§ **DIRECTIONS FOR THIS TASK**
Your answer should be a single number: the count of lines in the records below containing the word "Introduction".
START RECORDS SUPPLIED
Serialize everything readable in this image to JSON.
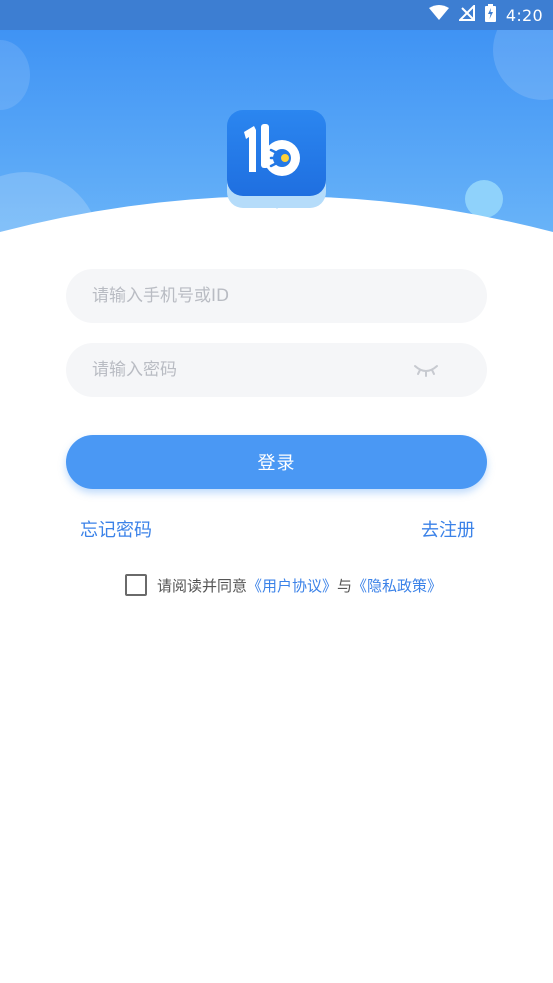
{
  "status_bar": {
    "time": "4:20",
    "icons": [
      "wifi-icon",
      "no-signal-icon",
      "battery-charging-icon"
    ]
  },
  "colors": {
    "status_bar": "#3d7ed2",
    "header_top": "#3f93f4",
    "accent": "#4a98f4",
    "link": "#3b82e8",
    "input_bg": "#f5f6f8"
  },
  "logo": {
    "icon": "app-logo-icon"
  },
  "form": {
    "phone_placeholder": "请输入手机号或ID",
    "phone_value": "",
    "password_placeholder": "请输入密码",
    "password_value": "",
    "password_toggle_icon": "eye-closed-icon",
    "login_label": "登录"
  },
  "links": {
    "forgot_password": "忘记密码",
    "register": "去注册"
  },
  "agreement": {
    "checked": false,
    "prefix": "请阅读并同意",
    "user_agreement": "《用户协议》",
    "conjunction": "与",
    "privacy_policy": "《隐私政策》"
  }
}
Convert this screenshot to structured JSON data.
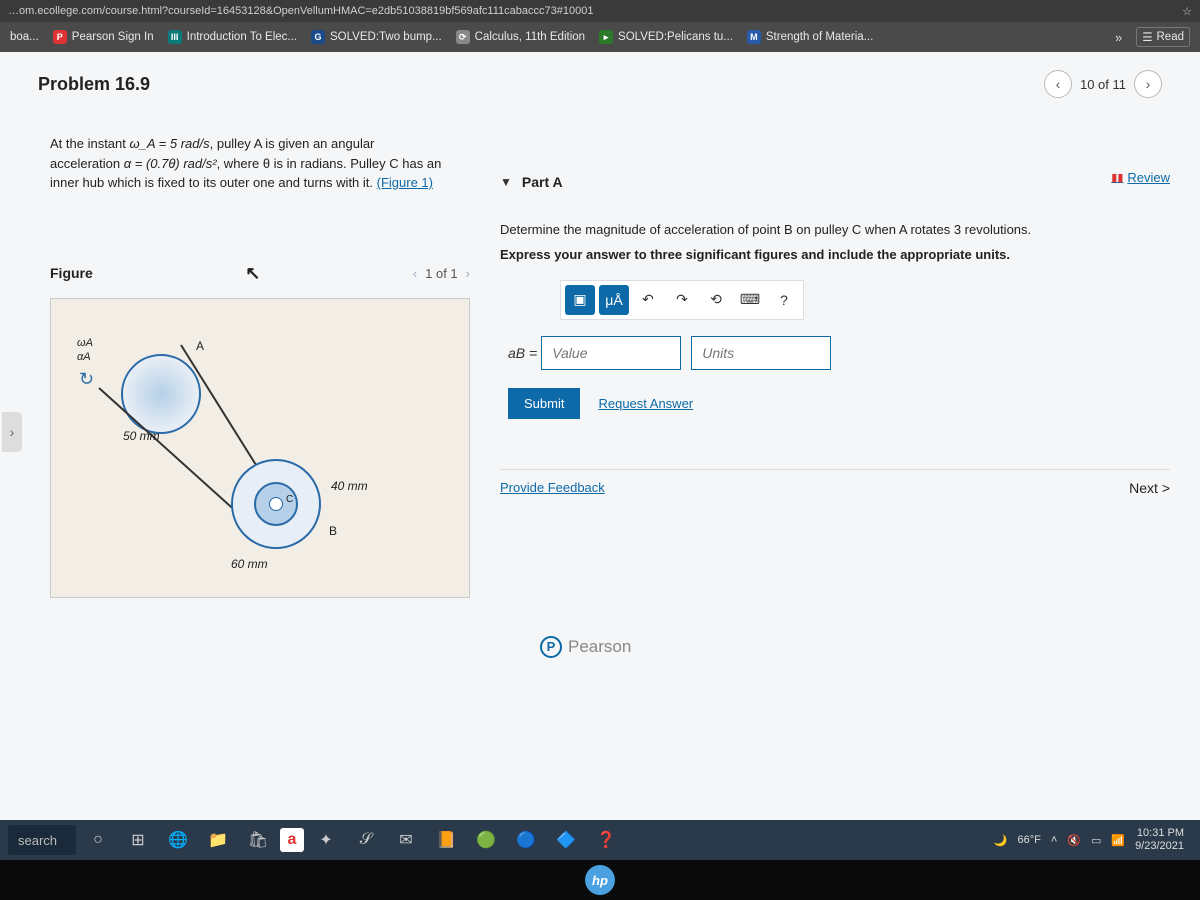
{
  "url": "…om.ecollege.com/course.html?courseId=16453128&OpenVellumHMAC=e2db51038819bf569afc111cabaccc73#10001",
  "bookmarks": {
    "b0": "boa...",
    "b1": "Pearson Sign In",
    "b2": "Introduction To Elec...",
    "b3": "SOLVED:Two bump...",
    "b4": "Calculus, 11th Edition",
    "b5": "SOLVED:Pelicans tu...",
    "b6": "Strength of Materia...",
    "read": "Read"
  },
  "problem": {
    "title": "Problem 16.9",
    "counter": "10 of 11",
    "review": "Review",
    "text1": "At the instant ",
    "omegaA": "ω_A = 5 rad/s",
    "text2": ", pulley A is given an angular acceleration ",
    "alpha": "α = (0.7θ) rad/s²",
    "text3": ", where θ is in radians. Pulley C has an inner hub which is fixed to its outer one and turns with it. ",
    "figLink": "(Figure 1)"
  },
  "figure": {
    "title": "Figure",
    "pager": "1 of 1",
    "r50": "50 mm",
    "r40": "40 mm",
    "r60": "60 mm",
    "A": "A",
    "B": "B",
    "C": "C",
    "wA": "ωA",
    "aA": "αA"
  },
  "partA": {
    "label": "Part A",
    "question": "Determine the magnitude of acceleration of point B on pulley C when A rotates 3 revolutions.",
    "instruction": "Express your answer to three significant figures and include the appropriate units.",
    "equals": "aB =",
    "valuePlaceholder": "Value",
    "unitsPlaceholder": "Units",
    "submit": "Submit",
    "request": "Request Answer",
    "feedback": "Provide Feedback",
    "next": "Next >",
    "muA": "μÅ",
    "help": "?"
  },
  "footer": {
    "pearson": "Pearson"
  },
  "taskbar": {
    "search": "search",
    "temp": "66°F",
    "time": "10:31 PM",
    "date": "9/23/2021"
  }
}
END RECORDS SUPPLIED
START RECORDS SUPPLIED
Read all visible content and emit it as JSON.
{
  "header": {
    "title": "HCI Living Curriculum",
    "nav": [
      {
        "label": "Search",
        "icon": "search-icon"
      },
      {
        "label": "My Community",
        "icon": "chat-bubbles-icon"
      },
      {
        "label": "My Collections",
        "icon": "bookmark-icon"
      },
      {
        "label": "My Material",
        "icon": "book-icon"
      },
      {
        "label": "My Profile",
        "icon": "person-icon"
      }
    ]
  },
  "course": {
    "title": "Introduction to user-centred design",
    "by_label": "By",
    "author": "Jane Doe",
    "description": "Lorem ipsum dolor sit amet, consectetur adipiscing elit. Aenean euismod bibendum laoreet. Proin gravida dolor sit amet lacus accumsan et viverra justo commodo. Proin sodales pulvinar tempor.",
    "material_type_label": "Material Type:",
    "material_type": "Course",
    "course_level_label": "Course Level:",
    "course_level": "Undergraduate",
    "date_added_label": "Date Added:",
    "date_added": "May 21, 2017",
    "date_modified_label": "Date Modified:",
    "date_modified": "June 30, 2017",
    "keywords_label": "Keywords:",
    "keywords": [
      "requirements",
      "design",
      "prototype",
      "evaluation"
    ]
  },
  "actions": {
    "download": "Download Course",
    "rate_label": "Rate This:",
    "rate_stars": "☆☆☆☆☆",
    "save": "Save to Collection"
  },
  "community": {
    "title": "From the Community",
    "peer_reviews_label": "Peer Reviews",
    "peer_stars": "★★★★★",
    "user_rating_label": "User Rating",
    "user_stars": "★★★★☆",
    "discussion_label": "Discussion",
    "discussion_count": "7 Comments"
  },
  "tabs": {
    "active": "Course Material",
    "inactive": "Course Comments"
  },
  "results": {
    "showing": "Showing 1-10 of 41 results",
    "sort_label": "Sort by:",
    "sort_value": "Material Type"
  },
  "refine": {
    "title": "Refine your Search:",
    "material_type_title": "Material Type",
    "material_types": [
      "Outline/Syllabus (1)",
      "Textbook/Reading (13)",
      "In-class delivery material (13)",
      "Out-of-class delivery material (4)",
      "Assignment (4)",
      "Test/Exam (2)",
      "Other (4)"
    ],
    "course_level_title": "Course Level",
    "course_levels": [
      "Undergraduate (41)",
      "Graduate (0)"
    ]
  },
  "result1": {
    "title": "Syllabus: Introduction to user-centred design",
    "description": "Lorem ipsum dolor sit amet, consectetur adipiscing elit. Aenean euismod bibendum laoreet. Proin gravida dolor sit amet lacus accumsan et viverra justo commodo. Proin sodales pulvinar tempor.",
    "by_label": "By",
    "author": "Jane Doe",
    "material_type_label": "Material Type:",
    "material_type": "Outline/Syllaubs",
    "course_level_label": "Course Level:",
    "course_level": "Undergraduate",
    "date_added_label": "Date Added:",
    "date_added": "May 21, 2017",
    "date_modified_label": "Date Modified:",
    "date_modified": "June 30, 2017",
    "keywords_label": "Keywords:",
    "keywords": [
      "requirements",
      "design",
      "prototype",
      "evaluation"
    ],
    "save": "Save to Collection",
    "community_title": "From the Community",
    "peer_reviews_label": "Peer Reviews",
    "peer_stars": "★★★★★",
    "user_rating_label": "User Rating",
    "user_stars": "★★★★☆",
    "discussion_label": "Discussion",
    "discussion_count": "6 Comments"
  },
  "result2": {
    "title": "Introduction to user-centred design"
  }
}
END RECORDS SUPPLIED
§ **OUTPUT**
4